• **Your assignment**: Scan the records below, and wherever a line has the word "JSON", pull it out.

[Dataset rows for apps and sites]
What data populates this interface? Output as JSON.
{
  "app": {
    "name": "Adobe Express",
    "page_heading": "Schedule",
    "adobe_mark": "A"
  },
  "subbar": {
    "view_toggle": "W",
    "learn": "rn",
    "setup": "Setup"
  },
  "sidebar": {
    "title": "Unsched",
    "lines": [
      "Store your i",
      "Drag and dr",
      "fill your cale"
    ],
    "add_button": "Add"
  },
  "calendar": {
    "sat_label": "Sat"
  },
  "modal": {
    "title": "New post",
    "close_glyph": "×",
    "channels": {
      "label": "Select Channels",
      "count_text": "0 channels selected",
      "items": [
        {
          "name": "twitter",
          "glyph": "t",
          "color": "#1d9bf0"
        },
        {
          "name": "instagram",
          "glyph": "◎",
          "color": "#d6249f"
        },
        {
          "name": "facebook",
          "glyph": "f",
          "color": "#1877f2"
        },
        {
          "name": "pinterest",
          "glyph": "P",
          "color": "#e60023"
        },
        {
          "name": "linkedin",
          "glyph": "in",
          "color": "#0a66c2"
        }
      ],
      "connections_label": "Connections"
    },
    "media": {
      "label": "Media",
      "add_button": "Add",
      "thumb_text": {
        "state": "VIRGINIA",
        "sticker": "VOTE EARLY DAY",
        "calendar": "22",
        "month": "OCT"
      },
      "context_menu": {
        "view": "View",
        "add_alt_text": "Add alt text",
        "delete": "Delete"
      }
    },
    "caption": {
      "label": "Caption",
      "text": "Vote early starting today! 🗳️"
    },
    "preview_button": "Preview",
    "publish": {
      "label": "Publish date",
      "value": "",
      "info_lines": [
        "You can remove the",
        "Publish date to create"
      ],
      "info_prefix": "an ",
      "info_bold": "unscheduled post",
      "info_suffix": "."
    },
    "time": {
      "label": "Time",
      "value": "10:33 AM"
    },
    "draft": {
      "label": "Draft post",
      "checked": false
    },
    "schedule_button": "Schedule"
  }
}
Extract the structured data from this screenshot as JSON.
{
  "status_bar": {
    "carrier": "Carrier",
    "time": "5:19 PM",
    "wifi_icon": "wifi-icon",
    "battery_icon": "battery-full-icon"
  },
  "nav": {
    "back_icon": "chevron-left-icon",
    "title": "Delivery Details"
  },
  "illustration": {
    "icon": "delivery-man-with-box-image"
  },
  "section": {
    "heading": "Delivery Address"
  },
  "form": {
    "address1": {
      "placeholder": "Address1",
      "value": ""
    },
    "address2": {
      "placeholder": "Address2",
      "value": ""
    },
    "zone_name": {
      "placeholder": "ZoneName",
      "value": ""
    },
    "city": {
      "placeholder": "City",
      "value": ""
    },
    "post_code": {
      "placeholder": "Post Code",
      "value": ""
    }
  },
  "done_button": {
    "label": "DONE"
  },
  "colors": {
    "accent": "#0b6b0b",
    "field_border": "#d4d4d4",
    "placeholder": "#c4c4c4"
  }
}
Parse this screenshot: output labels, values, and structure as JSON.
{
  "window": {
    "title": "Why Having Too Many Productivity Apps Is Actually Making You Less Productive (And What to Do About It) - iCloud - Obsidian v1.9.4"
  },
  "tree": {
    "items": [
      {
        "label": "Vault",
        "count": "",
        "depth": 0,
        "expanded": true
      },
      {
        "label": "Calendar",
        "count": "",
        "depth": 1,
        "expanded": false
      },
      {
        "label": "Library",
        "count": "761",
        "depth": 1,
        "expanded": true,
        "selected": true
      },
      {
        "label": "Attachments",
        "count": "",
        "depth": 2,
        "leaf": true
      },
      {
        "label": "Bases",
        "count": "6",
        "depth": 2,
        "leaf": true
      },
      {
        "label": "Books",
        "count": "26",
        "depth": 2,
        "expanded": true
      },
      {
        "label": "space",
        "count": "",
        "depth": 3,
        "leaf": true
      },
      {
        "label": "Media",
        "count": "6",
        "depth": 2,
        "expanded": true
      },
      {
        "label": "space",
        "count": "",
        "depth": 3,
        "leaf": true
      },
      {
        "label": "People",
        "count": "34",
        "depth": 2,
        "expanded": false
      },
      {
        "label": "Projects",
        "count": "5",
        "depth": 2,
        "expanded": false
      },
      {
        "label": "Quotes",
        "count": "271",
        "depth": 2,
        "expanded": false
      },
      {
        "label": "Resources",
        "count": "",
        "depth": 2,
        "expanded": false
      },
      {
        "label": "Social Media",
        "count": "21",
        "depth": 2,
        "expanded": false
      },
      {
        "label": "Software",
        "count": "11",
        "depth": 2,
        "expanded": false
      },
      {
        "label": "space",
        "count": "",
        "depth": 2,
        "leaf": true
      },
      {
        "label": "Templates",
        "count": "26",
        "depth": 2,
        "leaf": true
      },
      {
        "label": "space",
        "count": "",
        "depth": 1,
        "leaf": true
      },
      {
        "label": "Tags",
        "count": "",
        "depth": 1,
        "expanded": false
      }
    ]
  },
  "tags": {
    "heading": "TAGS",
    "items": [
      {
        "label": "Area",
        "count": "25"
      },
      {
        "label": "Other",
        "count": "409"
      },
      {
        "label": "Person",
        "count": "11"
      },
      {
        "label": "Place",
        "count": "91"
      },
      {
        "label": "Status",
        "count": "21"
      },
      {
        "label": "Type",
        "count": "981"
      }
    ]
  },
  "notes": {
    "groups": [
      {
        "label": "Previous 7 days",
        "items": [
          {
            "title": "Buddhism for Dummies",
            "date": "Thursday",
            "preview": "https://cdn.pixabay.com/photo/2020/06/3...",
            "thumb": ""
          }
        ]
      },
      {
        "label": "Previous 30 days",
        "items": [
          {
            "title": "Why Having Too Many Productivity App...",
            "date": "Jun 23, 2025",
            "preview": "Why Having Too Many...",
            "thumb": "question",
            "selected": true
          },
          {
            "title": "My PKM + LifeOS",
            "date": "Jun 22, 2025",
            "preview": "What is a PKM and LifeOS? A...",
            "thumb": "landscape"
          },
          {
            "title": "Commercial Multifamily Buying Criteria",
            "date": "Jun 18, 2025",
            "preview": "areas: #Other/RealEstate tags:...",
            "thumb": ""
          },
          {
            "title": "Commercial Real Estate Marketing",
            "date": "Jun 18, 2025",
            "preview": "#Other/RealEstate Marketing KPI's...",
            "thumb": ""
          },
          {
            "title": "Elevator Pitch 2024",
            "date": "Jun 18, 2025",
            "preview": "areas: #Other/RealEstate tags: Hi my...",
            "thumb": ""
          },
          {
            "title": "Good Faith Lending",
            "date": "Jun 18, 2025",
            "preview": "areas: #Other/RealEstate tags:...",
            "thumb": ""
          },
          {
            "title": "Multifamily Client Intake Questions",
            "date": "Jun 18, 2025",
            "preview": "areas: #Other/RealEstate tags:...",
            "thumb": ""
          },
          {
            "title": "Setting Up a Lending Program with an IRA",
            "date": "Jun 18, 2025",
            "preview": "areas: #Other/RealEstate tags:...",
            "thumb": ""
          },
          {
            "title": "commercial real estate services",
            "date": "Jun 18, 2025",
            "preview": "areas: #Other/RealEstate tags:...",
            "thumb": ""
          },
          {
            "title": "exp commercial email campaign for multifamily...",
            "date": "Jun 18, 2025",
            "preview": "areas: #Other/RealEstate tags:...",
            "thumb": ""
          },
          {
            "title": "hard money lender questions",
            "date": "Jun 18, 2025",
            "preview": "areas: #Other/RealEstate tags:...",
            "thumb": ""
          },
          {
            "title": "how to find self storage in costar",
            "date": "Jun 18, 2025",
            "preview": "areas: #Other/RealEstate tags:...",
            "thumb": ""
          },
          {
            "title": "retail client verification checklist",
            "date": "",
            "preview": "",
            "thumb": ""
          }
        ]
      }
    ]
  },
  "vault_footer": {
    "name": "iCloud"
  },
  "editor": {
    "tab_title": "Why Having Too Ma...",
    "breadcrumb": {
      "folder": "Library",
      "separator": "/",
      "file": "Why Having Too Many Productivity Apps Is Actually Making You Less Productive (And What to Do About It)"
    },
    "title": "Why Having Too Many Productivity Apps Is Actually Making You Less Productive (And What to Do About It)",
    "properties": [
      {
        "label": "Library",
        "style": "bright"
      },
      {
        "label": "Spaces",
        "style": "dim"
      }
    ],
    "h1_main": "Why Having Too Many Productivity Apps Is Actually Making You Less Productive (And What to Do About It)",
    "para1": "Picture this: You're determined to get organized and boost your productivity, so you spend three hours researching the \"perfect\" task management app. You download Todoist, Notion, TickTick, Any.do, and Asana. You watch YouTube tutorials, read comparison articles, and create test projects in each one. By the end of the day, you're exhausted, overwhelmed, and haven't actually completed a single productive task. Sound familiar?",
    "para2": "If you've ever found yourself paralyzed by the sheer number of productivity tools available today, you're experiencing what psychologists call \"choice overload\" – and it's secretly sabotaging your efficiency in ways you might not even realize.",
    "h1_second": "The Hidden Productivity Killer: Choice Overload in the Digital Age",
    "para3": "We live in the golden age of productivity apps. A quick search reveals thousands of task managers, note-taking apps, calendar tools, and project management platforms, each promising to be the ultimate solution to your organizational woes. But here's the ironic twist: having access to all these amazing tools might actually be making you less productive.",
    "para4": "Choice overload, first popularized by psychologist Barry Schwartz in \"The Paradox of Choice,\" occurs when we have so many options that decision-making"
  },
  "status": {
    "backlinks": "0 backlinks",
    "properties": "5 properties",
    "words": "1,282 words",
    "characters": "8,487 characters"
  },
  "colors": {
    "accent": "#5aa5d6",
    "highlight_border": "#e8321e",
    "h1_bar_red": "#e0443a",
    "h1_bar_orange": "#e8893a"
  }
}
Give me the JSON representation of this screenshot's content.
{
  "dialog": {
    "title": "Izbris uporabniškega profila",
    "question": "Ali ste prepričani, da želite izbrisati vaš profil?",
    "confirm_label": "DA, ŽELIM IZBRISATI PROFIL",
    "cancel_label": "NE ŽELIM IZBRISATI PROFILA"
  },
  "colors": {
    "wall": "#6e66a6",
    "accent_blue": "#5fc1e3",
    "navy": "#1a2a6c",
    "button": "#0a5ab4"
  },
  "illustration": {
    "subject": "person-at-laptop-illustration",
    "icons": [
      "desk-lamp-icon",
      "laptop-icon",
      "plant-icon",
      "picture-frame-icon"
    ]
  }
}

• **Expected output**:
What data populates this interface? Output as JSON.
Extract the structured data from this screenshot as JSON.
Parse this screenshot: output labels, values, and structure as JSON.
Give me the JSON representation of this screenshot's content.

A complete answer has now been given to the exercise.